Moles, which are usually brown or black, can be anywhere on the body. They might show up alone or in groups and generally appear before age 20. Some moles change slowly over the years. They can go from flat to raised, grow hair, or change color. Get your moles checked once a year by a dermatologist. Pay close attention to any that change, have irregular borders, are an unusual or uneven color, bleed, or itch.
Age or Liver Spots
These pesky brown or gray spots aren’t really caused by aging, though they do become more common as you get older. You get them from exposure to sunlight, which is why they tend to appear on your face, hands, and arms. You can try bleach creams, acid peels, and light-based treatments to fade them. See a dermatologist to rule out serious problems like melanoma, a type of skin cancer.
A harmless rash, pityriasis rosea usually begins as a single scaly, pink patch with a raised border. Days to weeks later, it starts to itch and spread. The rash may look like Christmas trees spread across your body. Doctors don’t know for sure what causes it, but they don’t think it’s contagious. It often goes away in 6 to 8 weeks without treatment. Pityriasis rosea most often shows up between the ages of 10 and 35.
Melasma (‘Pregnancy Mask’)
Melasma (chloasma) is tan or brown patches on your cheeks, nose, forehead, and chin. It’s often called the “pregnancy mask” because it happens in half of all pregnant women. Men can get it, too. If it doesn’t go away on its own after the baby comes, you can treat it with prescription creams, over-the-counter products, or with laser treatments. Sunlight makes it worse, so always use a broad-spectrum SPF 30 sunscreen.

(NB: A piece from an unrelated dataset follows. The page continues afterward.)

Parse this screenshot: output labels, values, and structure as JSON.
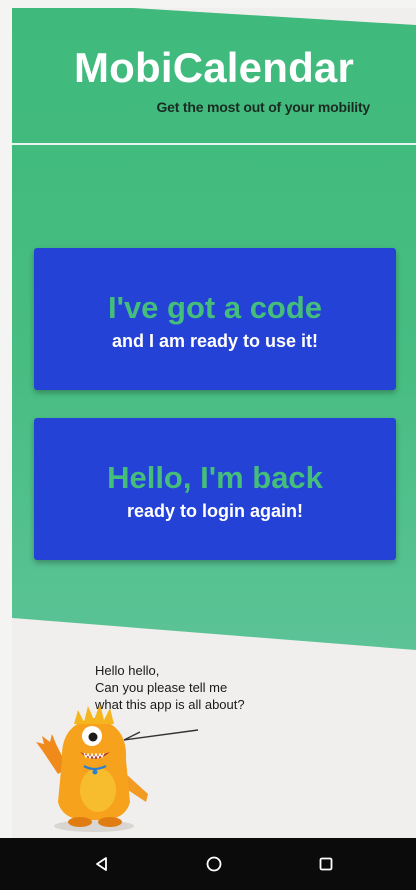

In most cases, common warts appear on the fingers or hands. They’re caused by the human papillomavirus. Warts spread when you touch something used by a person with the virus. To prevent more warts, cover them with bandages, keep them dry, and don’t pick them. They’re usually harmless and painless. You can treat them with topical medications, or a doctor can freeze or burn them off. More advanced removal techniques include surgery, lasers, and chemicals.

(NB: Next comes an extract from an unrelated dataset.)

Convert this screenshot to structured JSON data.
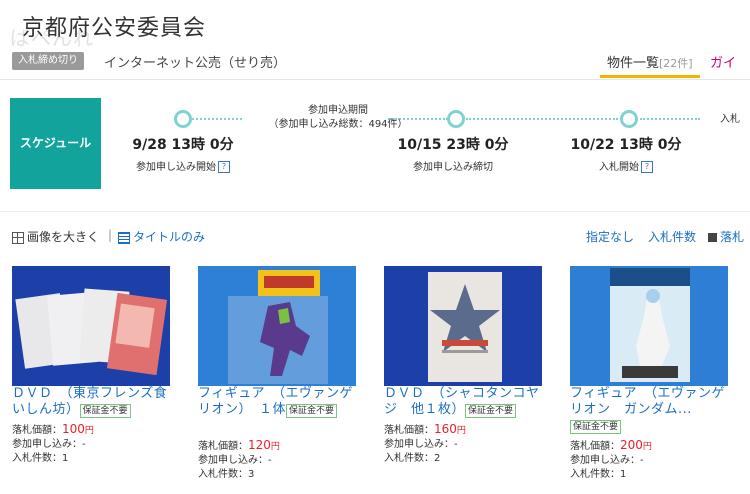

Seborrheic keratoses are noncancerous growths that often show up as you age. They can appear on many areas of the skin either alone or in groups. They may be dark or multicolored, and they usually have a grainy surface, though they can be smooth and waxy. You don’t need to treat them unless they get irritated or you don’t like the way they look. They’re easy to mistake for moles or skin cancer, but a dermatologist can tell the difference.